A lot of people on my Birthright trip favored the religious sites we visited, The Western Wall being one of them. My group was blindly introduced to the historic site. By this I mean that the soldiers took us to an elevated lookout across from the Wall and covered our eyes, in groups of eight, as they walked us to the railing of the lookout. They removed their hands, unveiling The Western Wall in all its splendor. When I got close to the chilled limestone, in which countless notes are wedged, I recognized the religious importance of the site, which was more important than getting closer to God or anything like that.
Other members of my birthright trip had highlights at Masada, the historic mound of dusty rock, in the middle of the Negev Desert. Looking out into into the vast desert expanse from Masada, I felt isolated. Some IDF soldiers I met on my birthright trip seemed to have a little distaste for the historic site, perhaps because it involved war. At the same time, there was an unquestioned respect for the people who fought for Masada, even though they knew death was upon them; the Romans outnumbered them. When you gaze out at the Dead Sea from the top of Masada, it’s hard to imagine surrendering such a place.
The Dead Sea surpassed every place I visited on my birthright trip
The Dead Sea surpassed every place I visited on my birthright trip.
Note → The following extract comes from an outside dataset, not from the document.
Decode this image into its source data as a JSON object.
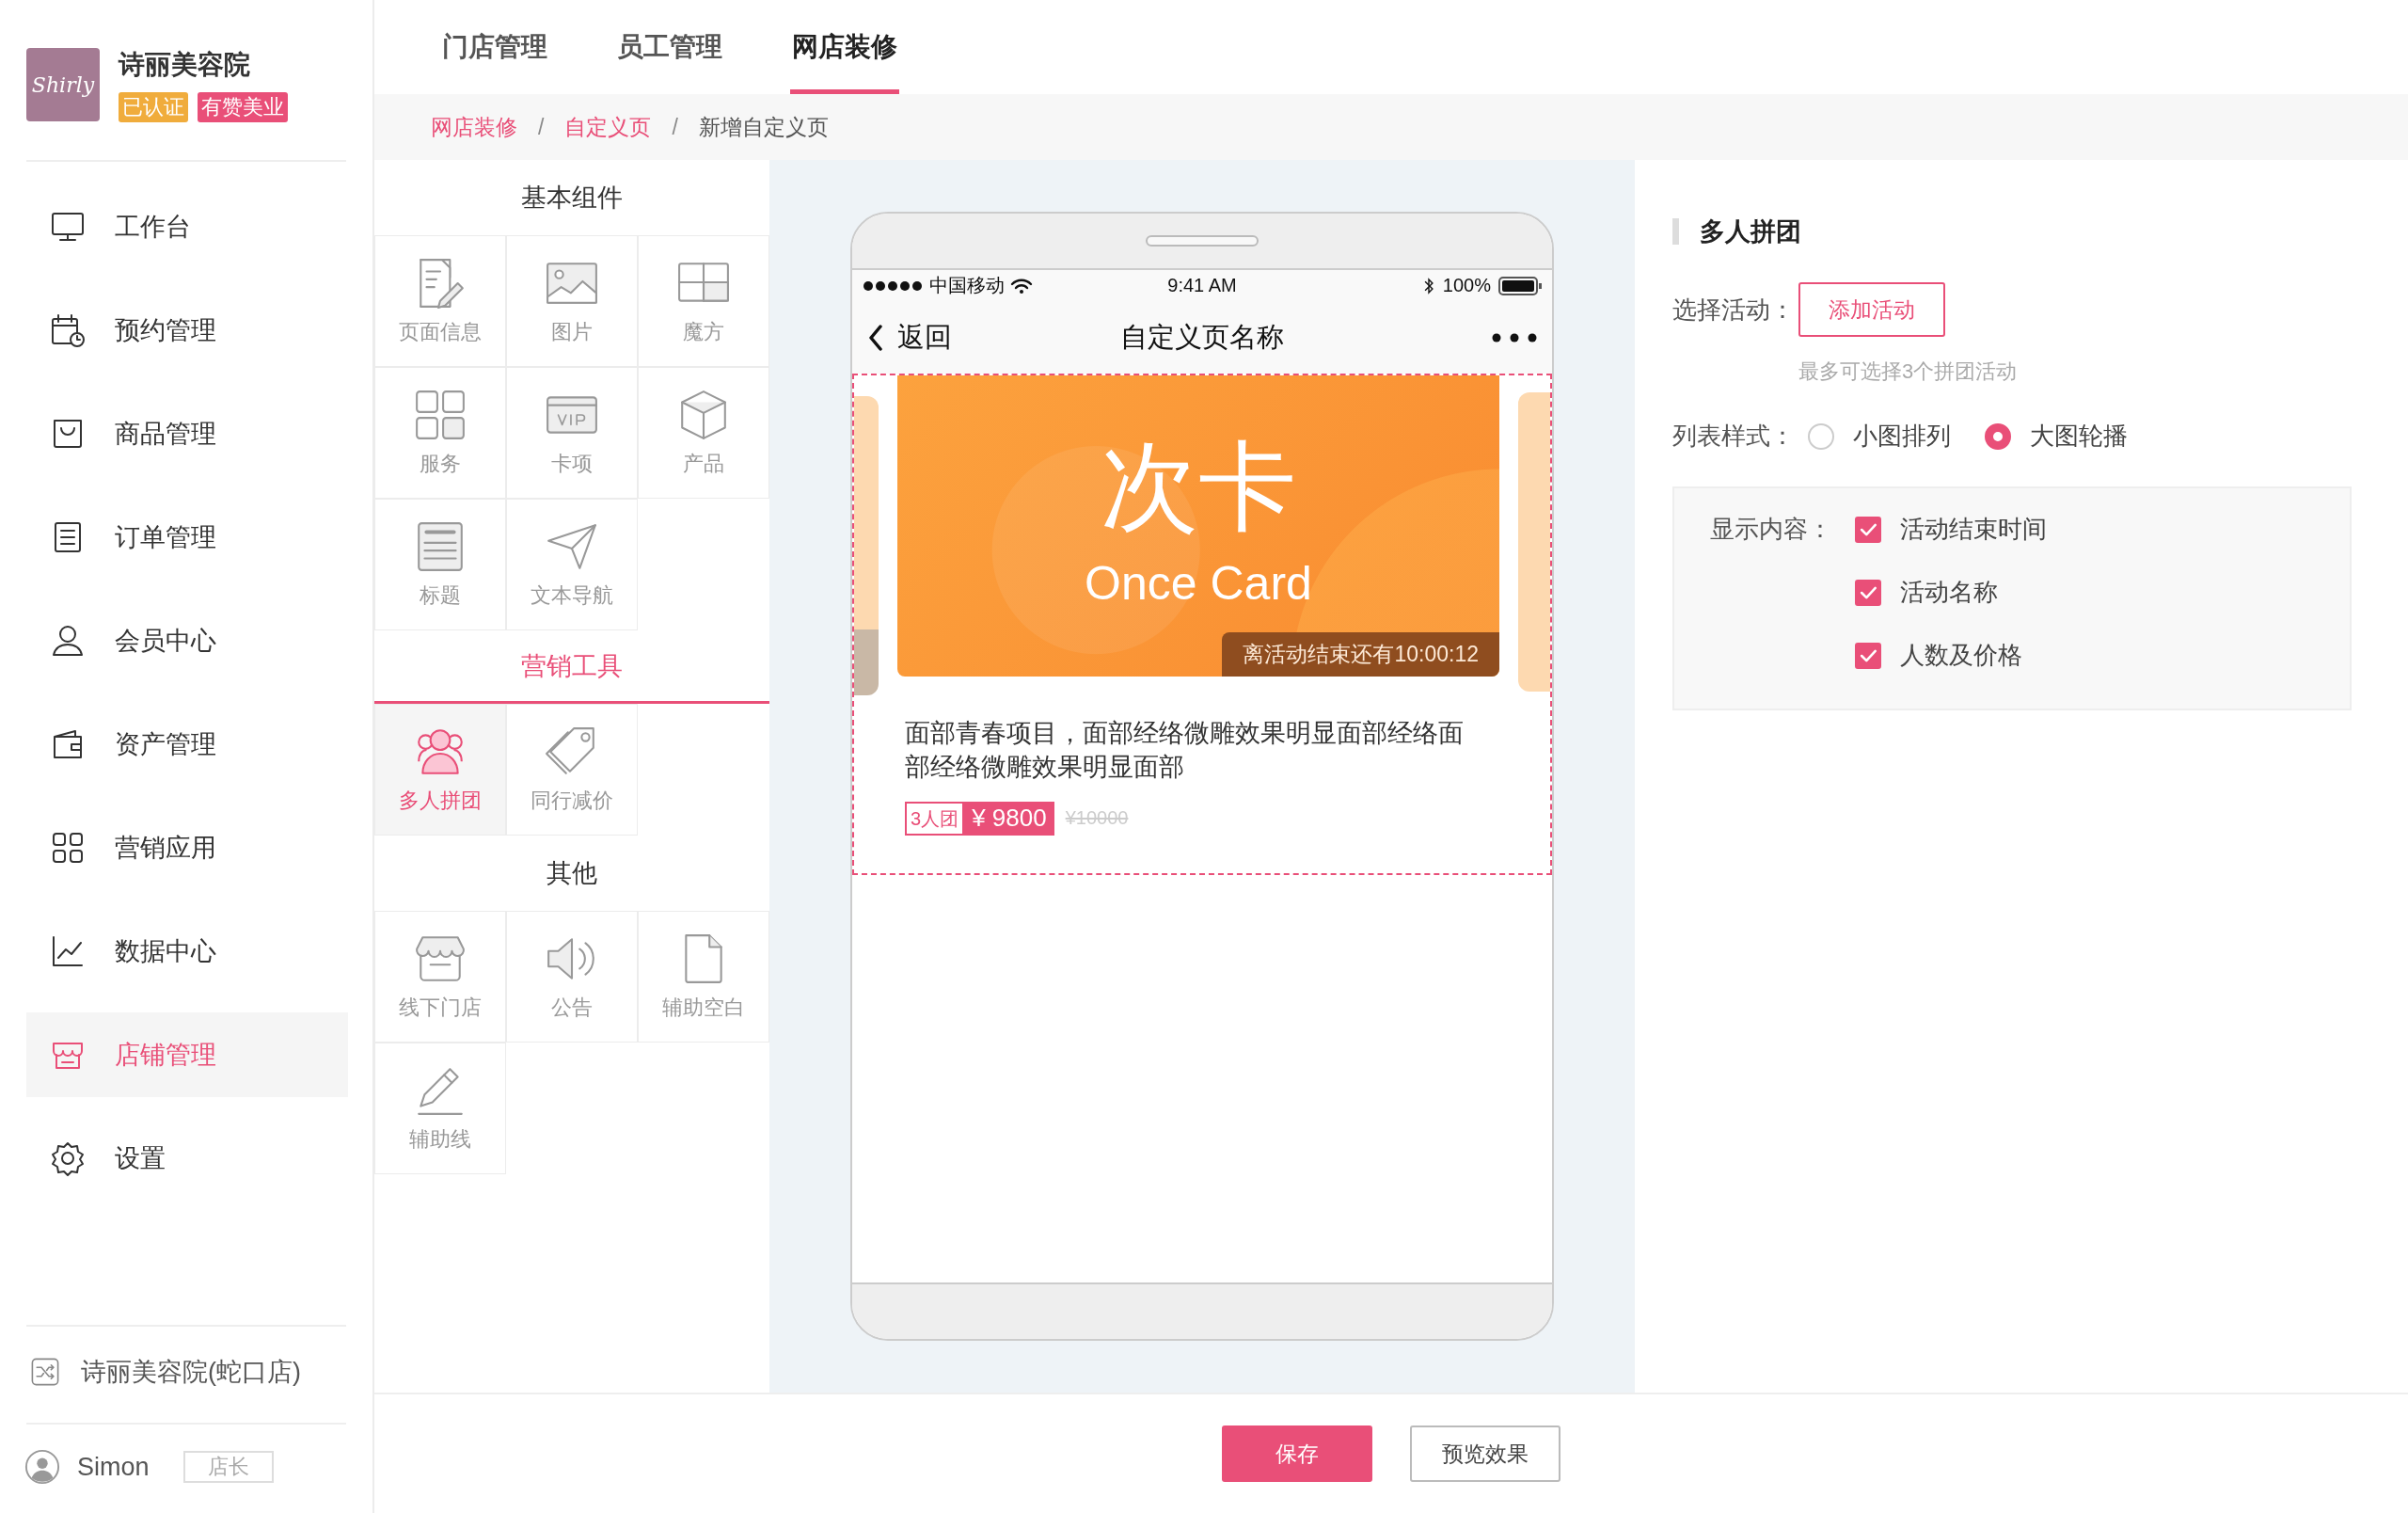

I have never been able to float, for one thing, so lounging atop the incredibly salty water was like discovering a new sense. The scene is almost otherworldly. Masada regally sits above to one side and the jagged desert cliffs of Jordan border the eastern side of the sea. Aside from the feeling of buoyancy, there was something far more important happening in the silence. There was no conflict despite the Dead Sea being both in Israel and in The West Bank. I was technically in The West Bank, which is not the ideal place for Israelis to be. I don’t know if many people on my trip picked up on this, but I knew the soldiers did. Like the people in the water, us Jews seemed to be more buoyant and in good spirits in Palestinian territory. There was no fear.
Sometimes during my birthright trip, certain passages by my favorite authors come to mind. When I looked at the IDF soldiers, especially when we were smeared with rejuvenating Dead Sea mud, the quote that was ever-present was Maya Angelou’s simile “…like a rainbow in someone else’s cloud.” That is one of the most beautiful sentiments I have ever heard. It provides a glimmer of hope in an otherwise gloomy reality. Some might say that Israel is a little gloomy, and it must be from time to time. All I know is that it was magical to see the way Israeli citizens looked up to these young soldiers, all of whom were younger than I was. When I walked through the Jerusalem street market with the soldiers in uniform, almost every person smiled or gave them a nod of thanks. Amid the bustling crowds and scents of freshly baked baklava, roasting almonds, aromatic spices, freshly caught fish, and sizzling meat at kabob stands, there were rainbows. Even though I am not an Israeli citizen, I felt a level of gratitude towards these soldiers. Everyone joins the army and serves their time in Israel. It is unquestioned because an Israeli does it to preserve the country, so that future generations can behold its beauty. In my time growing up in Hawaii, I saw everything from valleys of guava trees to breaching whales to lava fountain out of a volcano, but my favorite sights were rainbows. I have seen rainbows in cascading waterfalls, rainbows that arch over dormant volcanoes, and rainbows that kissed the horizon. Not a single rainbow was ever as crisp and vibrant as those soldiers.